#analyst-notes #cfa-level-1 #financial-reporting-and-analysis #has-images #reading-26-understanding-balance-sheetsThe starting place for analyzing a company is typically the balance sheet. Think of the balance sheet as a photo of the business at a specific point in time. It presents the assets, liabilities, and equity ownership of a company as of a specific date.
The balance sheet provides users, such as creditors and investors, with information regarding the sources of finance available for projects and infrastructure. At the same time, it normally provides information about the future earnings capacity of a company's assets as well as an indication of cash flow implicit in the receivables and inventories.
The balance sheet has many limitations, especially relating to the measurement of assets and liabilities. The lack of timely recognition of liabilities and, sometimes, assets, coupled with historical costs as opposed to fair value accounting for all items on the balance sheet, implies that the financial analyst must make numerous adjustments to determine the economic net worth of the company.
The analyst must understand the components, structure, and format of the balance sheet in order to evaluate the liquidity, solvency, and overall financial position of a company.
Balance Sheet Format
Balance sheet accounts are classified so that similar items are grouped together to arrive at significant subtotals. Furthermore, the material is arranged so that important relationships are shown.
The table below indicates the general format of balance sheet presentation:
This format is referred to as the account format, which follows the pattern of the traditional general ledger accounts, with assets at the left and liabilities and equity at the right of a central dividing line. A report format balance sheet lists assets, liabilities, and equity in a single column.
Balance Sheet Components
These are cash and other assets expected to be converted into cash, sold, or consumed either in one year or in the operating cycle, whichever is longer. The operating cycle is the average time between the acquisition of materials and supplies and the realization of cash through sales of the product for which the materials and supplies were acquired. The cycle operates from cash through inventory, production, and receivables back to cash. Where there are several operating cycles within one year, the one-year period is used.

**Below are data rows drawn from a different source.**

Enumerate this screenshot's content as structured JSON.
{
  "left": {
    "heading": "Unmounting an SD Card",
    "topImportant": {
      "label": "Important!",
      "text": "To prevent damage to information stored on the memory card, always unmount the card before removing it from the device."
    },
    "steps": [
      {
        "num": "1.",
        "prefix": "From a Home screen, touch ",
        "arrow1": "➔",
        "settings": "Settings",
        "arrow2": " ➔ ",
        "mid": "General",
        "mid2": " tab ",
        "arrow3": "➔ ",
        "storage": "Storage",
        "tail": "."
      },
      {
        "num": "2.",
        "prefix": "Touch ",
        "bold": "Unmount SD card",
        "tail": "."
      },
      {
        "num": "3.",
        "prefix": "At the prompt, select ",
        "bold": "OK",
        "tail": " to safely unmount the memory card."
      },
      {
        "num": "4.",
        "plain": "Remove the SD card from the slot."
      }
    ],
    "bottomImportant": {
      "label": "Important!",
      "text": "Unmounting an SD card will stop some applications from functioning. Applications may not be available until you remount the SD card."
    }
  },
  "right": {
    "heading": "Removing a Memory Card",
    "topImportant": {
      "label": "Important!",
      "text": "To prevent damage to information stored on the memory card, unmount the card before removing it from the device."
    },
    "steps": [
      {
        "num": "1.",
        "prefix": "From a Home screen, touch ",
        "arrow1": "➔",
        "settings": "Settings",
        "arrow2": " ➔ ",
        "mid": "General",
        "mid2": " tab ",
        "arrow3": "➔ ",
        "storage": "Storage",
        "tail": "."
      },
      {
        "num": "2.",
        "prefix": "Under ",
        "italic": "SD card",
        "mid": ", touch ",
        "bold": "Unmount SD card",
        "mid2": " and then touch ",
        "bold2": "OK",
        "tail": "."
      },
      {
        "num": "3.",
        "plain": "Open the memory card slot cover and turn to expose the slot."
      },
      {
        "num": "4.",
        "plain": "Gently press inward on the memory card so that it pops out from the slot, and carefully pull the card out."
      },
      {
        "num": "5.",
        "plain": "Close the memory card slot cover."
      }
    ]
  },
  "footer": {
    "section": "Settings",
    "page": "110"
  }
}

If the operating cycle is more than one year, the longer period is used.
Often referred to simply as investments, these are to be held for many years and are not acquired with the intention of disposing of them in the near future.
Property, Plant, and Equipment
These are properties of a durable nature used in the regular operations of the business. With the exception of land, most assets are either depreciable (such as a building) or consumable.
These lack physical substance and usually have a high degree of uncertainty concerning their future benefits. They include patents, copyrights, franchises, goodwill, trademarks, trade names, secret processes, and organization costs.
These vary widely in practice. Examples include deferred charges (long-term pre-paid expenses), non-current receivables, intangible assets, assets in special funds, and advances to subsidiaries.
These are obligations that are reasonably expected to be liquidated either through the use of current assets or the creation of other current liabilities within one year or within the operating cycle, whichever is longer.
The excess of total current assets over total current liabilities is referred to as working capital. It represents the net amount of a company's relatively liquid resources; that is, it is the liquid buffer, or margin of safety, available to meet the financial demands of the operating cycle.
These are obligations that are not reasonably expected to be liquidated within the normal operating cycle but instead at some date beyond that time. Bonds payable, notes payable, deferred income taxes, lease obligations, and pension obligations are the most common long-term liabilities. Generally they are of three types:
The complexity of capital stock agreements and the various restrictions on residual equity imposed by state corporation laws, liability agreements, and boards of directors make the owner's equity section one of the most difficult sections to prepare and understand. This section is usually divided into three parts: